What is random I/O?
Databases and general-purpose file servers are examples of random I/O environments. In random I/O, the time spent waiting for disk seeks and rotational latency dominates I/O service time.
Why do I need to know about random I/O?
You can optimize the performance of your configuration to take advantage of a random I/O environment.
What is the general strategy for configuring for a random I/O environment?
You want all disk spindles to be busy most of the time servicing I/O requests. Random I/O requests are small (typically 2-8 Kbytes), so it's not efficient to split an individual request of this kind onto multiple disk drives.
The interlace size doesn't matter, because you just want to spread the data across all the disks. Any interlace value greater than the typical I/O request will do.
For example, assume you have 4.2 Gbytes DBMS table space. If you stripe across four 1.05-Gbyte disk spindles, and if the I/O load is truly random and evenly dispersed across the entire range of the table space, then each of the four spindles will tend to be equally busy.
The target for maximum random I/O performance on a disk is 35 percent or lower as reported by DiskSuite Tool's performance monitor, or by iostat(1M). Disk use in excess of 65 percent on a typical basis is a problem. Disk use in excess of 90 percent is a major problem.

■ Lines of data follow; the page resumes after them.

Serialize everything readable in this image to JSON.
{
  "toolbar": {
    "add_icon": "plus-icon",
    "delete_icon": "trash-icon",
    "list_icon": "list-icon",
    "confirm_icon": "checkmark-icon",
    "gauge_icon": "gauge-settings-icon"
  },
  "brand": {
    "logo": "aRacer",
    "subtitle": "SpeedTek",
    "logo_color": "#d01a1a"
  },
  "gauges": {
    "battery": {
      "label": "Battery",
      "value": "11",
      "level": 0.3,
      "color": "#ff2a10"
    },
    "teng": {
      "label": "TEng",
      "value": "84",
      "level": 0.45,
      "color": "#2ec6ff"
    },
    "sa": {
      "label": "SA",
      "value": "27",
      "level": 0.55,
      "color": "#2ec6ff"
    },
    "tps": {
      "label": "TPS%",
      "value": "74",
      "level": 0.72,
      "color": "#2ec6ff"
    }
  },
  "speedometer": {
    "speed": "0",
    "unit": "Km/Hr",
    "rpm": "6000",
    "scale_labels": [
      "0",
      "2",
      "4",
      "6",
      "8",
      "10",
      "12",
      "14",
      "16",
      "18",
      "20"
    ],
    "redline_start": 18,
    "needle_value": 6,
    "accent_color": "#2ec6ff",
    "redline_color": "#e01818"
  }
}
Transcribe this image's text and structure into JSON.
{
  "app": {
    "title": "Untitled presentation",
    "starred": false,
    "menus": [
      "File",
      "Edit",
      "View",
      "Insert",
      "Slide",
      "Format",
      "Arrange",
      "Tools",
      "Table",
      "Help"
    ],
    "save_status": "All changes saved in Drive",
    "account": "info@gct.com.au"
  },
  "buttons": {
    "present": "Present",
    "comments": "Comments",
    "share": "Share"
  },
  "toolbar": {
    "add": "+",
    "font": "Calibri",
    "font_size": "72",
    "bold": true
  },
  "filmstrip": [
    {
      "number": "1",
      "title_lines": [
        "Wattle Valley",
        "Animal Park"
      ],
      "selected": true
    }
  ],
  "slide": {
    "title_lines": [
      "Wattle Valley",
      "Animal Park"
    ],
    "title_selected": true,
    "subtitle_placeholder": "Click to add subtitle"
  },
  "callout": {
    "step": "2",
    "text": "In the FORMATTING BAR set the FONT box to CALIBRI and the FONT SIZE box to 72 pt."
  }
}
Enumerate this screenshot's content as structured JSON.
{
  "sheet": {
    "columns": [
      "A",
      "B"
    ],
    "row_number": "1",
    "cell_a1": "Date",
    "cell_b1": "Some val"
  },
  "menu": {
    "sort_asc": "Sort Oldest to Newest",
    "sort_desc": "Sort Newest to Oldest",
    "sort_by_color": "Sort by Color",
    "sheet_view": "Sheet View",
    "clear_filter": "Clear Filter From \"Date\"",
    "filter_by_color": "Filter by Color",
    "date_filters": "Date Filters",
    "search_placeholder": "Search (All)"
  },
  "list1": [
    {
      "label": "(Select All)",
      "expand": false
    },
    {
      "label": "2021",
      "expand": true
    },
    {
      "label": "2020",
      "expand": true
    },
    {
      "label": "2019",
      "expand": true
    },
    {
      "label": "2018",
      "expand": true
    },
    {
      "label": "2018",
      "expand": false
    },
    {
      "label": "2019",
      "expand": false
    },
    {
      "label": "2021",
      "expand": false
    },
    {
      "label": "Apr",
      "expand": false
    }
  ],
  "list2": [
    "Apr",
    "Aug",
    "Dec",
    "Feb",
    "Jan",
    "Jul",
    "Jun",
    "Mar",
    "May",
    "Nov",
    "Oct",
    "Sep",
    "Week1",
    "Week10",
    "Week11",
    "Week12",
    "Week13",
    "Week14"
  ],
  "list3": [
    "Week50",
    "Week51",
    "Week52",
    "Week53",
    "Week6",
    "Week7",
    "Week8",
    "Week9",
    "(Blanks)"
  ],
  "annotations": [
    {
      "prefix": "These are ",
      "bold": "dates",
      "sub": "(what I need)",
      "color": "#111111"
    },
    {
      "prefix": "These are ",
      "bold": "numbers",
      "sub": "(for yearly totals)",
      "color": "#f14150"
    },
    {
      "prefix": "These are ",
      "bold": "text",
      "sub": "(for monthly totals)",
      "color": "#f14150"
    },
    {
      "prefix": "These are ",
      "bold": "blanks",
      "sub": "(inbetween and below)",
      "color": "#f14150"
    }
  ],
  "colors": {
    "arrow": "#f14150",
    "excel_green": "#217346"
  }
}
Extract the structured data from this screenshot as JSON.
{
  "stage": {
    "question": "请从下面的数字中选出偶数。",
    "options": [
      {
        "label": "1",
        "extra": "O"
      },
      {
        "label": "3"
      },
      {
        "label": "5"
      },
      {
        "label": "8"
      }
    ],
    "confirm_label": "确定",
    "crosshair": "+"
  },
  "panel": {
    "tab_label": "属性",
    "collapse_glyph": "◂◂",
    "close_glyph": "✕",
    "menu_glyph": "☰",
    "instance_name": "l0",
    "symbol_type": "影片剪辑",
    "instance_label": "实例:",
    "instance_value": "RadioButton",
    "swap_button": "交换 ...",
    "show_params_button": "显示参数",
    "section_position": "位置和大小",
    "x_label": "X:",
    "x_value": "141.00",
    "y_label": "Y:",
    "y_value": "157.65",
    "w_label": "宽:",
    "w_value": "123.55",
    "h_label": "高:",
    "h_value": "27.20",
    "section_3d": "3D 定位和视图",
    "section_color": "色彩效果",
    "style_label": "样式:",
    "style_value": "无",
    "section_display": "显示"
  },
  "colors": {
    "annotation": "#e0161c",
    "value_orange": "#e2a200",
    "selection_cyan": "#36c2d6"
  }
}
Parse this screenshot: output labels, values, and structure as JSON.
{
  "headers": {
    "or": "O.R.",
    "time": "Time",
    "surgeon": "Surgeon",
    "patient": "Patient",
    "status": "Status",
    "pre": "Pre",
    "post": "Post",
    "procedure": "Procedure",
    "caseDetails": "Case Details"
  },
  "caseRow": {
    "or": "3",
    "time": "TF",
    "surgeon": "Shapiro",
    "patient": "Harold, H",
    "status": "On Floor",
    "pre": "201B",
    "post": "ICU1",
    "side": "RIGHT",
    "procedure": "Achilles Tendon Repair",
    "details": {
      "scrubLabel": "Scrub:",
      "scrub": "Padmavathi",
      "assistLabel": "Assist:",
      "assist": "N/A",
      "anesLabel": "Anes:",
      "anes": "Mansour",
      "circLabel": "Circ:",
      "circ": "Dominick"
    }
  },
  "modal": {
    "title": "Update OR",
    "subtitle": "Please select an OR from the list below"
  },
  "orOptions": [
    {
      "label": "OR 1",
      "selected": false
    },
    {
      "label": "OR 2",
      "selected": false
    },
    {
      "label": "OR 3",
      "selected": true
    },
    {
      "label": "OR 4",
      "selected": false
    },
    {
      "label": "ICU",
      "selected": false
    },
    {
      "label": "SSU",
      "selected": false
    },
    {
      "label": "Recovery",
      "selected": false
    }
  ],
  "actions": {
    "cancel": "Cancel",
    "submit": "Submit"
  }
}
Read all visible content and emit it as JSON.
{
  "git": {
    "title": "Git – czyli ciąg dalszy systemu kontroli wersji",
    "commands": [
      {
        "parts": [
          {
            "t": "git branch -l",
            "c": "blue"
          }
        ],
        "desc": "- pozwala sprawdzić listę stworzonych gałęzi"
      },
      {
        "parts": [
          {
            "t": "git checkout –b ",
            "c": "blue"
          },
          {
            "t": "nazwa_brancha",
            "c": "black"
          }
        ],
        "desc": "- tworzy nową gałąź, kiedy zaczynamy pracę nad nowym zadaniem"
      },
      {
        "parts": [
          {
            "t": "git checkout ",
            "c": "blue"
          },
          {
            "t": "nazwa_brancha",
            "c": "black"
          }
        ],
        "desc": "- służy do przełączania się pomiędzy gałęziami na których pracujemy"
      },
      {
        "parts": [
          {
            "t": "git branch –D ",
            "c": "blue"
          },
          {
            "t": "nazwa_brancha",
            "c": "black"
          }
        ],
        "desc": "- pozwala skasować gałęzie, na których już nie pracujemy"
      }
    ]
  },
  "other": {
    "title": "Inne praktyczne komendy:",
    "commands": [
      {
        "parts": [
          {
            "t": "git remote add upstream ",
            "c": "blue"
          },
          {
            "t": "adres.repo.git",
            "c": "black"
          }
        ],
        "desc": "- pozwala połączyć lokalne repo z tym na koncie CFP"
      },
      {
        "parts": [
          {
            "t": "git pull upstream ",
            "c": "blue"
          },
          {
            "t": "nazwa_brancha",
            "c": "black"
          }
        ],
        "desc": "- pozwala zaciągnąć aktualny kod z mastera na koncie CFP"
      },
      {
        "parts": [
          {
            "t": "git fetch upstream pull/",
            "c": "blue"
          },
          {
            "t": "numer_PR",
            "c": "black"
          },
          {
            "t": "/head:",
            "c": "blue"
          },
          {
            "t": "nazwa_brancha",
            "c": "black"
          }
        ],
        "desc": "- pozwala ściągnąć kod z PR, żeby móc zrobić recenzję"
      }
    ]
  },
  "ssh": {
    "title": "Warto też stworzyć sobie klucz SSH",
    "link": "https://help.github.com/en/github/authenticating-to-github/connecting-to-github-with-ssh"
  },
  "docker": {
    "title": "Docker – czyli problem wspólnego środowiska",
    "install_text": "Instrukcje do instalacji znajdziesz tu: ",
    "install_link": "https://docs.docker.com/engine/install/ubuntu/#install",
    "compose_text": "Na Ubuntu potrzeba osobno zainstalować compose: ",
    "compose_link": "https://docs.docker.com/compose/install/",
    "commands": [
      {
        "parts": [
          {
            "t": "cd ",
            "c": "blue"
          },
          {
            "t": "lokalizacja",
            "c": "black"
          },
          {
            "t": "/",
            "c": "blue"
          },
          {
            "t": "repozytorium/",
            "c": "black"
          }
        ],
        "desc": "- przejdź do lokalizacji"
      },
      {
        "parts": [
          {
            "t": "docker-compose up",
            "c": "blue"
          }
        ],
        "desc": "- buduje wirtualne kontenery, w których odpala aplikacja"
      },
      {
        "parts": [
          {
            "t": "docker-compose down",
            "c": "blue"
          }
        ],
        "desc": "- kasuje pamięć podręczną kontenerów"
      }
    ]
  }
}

If you have a disk running at 100 percent and you stripe the data across four disks, you might expect the result to be four disks each running at 25 percent (100/4 = 25 percent). However, you will probably get all four disks running at greater than 35 percent since there won't be an artificial limitation to the throughput (of 100 percent of one disk).